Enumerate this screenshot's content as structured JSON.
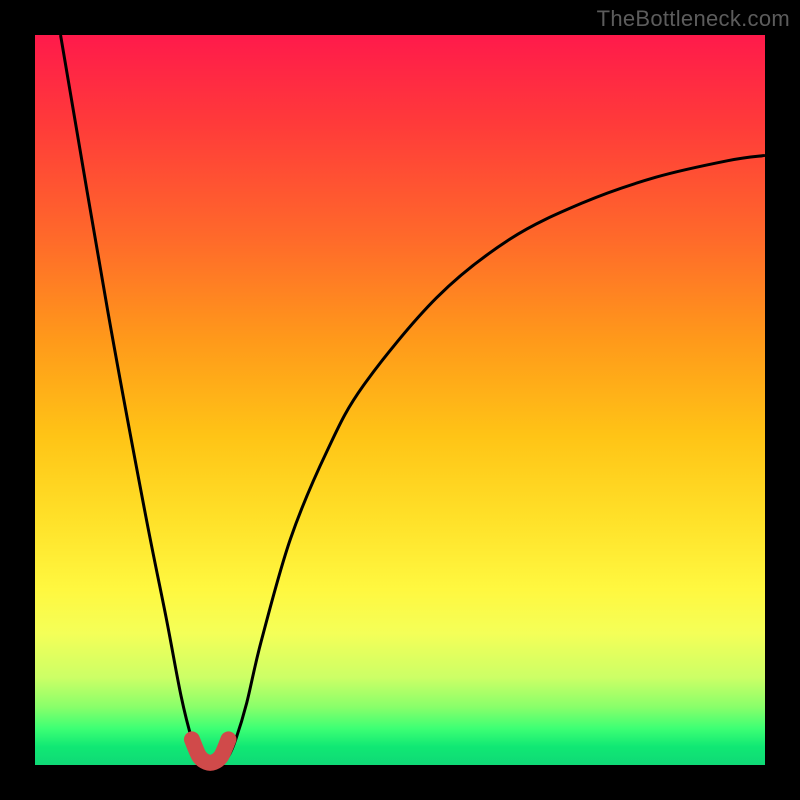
{
  "watermark": "TheBottleneck.com",
  "chart_data": {
    "type": "line",
    "title": "",
    "xlabel": "",
    "ylabel": "",
    "xlim": [
      0,
      1
    ],
    "ylim": [
      0,
      1
    ],
    "series": [
      {
        "name": "curve",
        "stroke": "#000000",
        "stroke_width": 3,
        "x": [
          0.035,
          0.1,
          0.15,
          0.18,
          0.2,
          0.215,
          0.225,
          0.235,
          0.24,
          0.245,
          0.255,
          0.265,
          0.275,
          0.29,
          0.31,
          0.35,
          0.4,
          0.45,
          0.55,
          0.65,
          0.75,
          0.85,
          0.95,
          1.0
        ],
        "y": [
          1.0,
          0.62,
          0.35,
          0.2,
          0.095,
          0.035,
          0.012,
          0.004,
          0.003,
          0.003,
          0.004,
          0.012,
          0.035,
          0.085,
          0.17,
          0.31,
          0.43,
          0.52,
          0.64,
          0.72,
          0.77,
          0.805,
          0.828,
          0.835
        ]
      },
      {
        "name": "bottom-marker",
        "stroke": "#d04a4a",
        "stroke_width": 16,
        "linecap": "round",
        "x": [
          0.215,
          0.225,
          0.235,
          0.245,
          0.255,
          0.265
        ],
        "y": [
          0.035,
          0.012,
          0.004,
          0.004,
          0.012,
          0.035
        ]
      }
    ]
  },
  "colors": {
    "background": "#000000",
    "watermark": "#5c5c5c",
    "curve": "#000000",
    "marker": "#d04a4a"
  }
}
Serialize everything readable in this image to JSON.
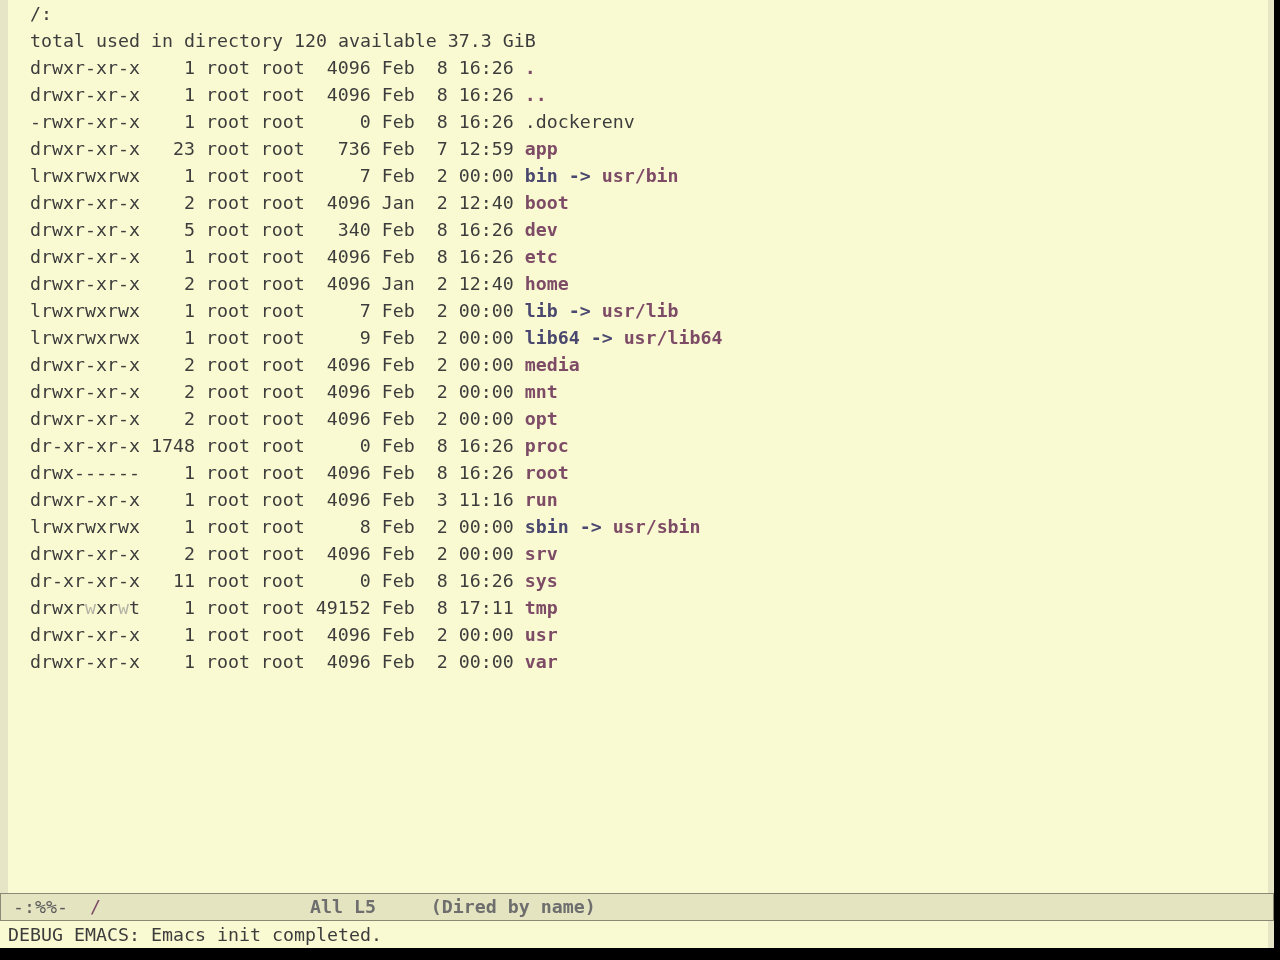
{
  "buffer": {
    "header": "/:",
    "summary": "total used in directory 120 available 37.3 GiB",
    "entries": [
      {
        "permissions": "drwxr-xr-x",
        "links": "1",
        "owner": "root",
        "group": "root",
        "size": "4096",
        "month": "Feb",
        "day": "8",
        "time": "16:26",
        "name": ".",
        "kind": "directory"
      },
      {
        "permissions": "drwxr-xr-x",
        "links": "1",
        "owner": "root",
        "group": "root",
        "size": "4096",
        "month": "Feb",
        "day": "8",
        "time": "16:26",
        "name": "..",
        "kind": "directory"
      },
      {
        "permissions": "-rwxr-xr-x",
        "links": "1",
        "owner": "root",
        "group": "root",
        "size": "0",
        "month": "Feb",
        "day": "8",
        "time": "16:26",
        "name": ".dockerenv",
        "kind": "file"
      },
      {
        "permissions": "drwxr-xr-x",
        "links": "23",
        "owner": "root",
        "group": "root",
        "size": "736",
        "month": "Feb",
        "day": "7",
        "time": "12:59",
        "name": "app",
        "kind": "directory"
      },
      {
        "permissions": "lrwxrwxrwx",
        "links": "1",
        "owner": "root",
        "group": "root",
        "size": "7",
        "month": "Feb",
        "day": "2",
        "time": "00:00",
        "name": "bin",
        "kind": "symlink",
        "arrow": "->",
        "target": {
          "name": "usr/bin",
          "kind": "directory"
        }
      },
      {
        "permissions": "drwxr-xr-x",
        "links": "2",
        "owner": "root",
        "group": "root",
        "size": "4096",
        "month": "Jan",
        "day": "2",
        "time": "12:40",
        "name": "boot",
        "kind": "directory"
      },
      {
        "permissions": "drwxr-xr-x",
        "links": "5",
        "owner": "root",
        "group": "root",
        "size": "340",
        "month": "Feb",
        "day": "8",
        "time": "16:26",
        "name": "dev",
        "kind": "directory"
      },
      {
        "permissions": "drwxr-xr-x",
        "links": "1",
        "owner": "root",
        "group": "root",
        "size": "4096",
        "month": "Feb",
        "day": "8",
        "time": "16:26",
        "name": "etc",
        "kind": "directory"
      },
      {
        "permissions": "drwxr-xr-x",
        "links": "2",
        "owner": "root",
        "group": "root",
        "size": "4096",
        "month": "Jan",
        "day": "2",
        "time": "12:40",
        "name": "home",
        "kind": "directory"
      },
      {
        "permissions": "lrwxrwxrwx",
        "links": "1",
        "owner": "root",
        "group": "root",
        "size": "7",
        "month": "Feb",
        "day": "2",
        "time": "00:00",
        "name": "lib",
        "kind": "symlink",
        "arrow": "->",
        "target": {
          "name": "usr/lib",
          "kind": "directory"
        }
      },
      {
        "permissions": "lrwxrwxrwx",
        "links": "1",
        "owner": "root",
        "group": "root",
        "size": "9",
        "month": "Feb",
        "day": "2",
        "time": "00:00",
        "name": "lib64",
        "kind": "symlink",
        "arrow": "->",
        "target": {
          "name": "usr/lib64",
          "kind": "directory"
        }
      },
      {
        "permissions": "drwxr-xr-x",
        "links": "2",
        "owner": "root",
        "group": "root",
        "size": "4096",
        "month": "Feb",
        "day": "2",
        "time": "00:00",
        "name": "media",
        "kind": "directory"
      },
      {
        "permissions": "drwxr-xr-x",
        "links": "2",
        "owner": "root",
        "group": "root",
        "size": "4096",
        "month": "Feb",
        "day": "2",
        "time": "00:00",
        "name": "mnt",
        "kind": "directory"
      },
      {
        "permissions": "drwxr-xr-x",
        "links": "2",
        "owner": "root",
        "group": "root",
        "size": "4096",
        "month": "Feb",
        "day": "2",
        "time": "00:00",
        "name": "opt",
        "kind": "directory"
      },
      {
        "permissions": "dr-xr-xr-x",
        "links": "1748",
        "owner": "root",
        "group": "root",
        "size": "0",
        "month": "Feb",
        "day": "8",
        "time": "16:26",
        "name": "proc",
        "kind": "directory"
      },
      {
        "permissions": "drwx------",
        "links": "1",
        "owner": "root",
        "group": "root",
        "size": "4096",
        "month": "Feb",
        "day": "8",
        "time": "16:26",
        "name": "root",
        "kind": "directory"
      },
      {
        "permissions": "drwxr-xr-x",
        "links": "1",
        "owner": "root",
        "group": "root",
        "size": "4096",
        "month": "Feb",
        "day": "3",
        "time": "11:16",
        "name": "run",
        "kind": "directory"
      },
      {
        "permissions": "lrwxrwxrwx",
        "links": "1",
        "owner": "root",
        "group": "root",
        "size": "8",
        "month": "Feb",
        "day": "2",
        "time": "00:00",
        "name": "sbin",
        "kind": "symlink",
        "arrow": "->",
        "target": {
          "name": "usr/sbin",
          "kind": "directory"
        }
      },
      {
        "permissions": "drwxr-xr-x",
        "links": "2",
        "owner": "root",
        "group": "root",
        "size": "4096",
        "month": "Feb",
        "day": "2",
        "time": "00:00",
        "name": "srv",
        "kind": "directory"
      },
      {
        "permissions": "dr-xr-xr-x",
        "links": "11",
        "owner": "root",
        "group": "root",
        "size": "0",
        "month": "Feb",
        "day": "8",
        "time": "16:26",
        "name": "sys",
        "kind": "directory"
      },
      {
        "permissions": [
          {
            "text": "drwxr",
            "dim": false
          },
          {
            "text": "w",
            "dim": true
          },
          {
            "text": "xr",
            "dim": false
          },
          {
            "text": "w",
            "dim": true
          },
          {
            "text": "t",
            "dim": false
          }
        ],
        "links": "1",
        "owner": "root",
        "group": "root",
        "size": "49152",
        "month": "Feb",
        "day": "8",
        "time": "17:11",
        "name": "tmp",
        "kind": "directory"
      },
      {
        "permissions": "drwxr-xr-x",
        "links": "1",
        "owner": "root",
        "group": "root",
        "size": "4096",
        "month": "Feb",
        "day": "2",
        "time": "00:00",
        "name": "usr",
        "kind": "directory"
      },
      {
        "permissions": "drwxr-xr-x",
        "links": "1",
        "owner": "root",
        "group": "root",
        "size": "4096",
        "month": "Feb",
        "day": "2",
        "time": "00:00",
        "name": "var",
        "kind": "directory"
      }
    ]
  },
  "mode_line": {
    "status": "-:%%-",
    "buffer_name": "/",
    "position": "All L5",
    "mode": "(Dired by name)"
  },
  "echo_area": "DEBUG EMACS: Emacs init completed."
}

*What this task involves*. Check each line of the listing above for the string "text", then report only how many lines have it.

*Your response*. 5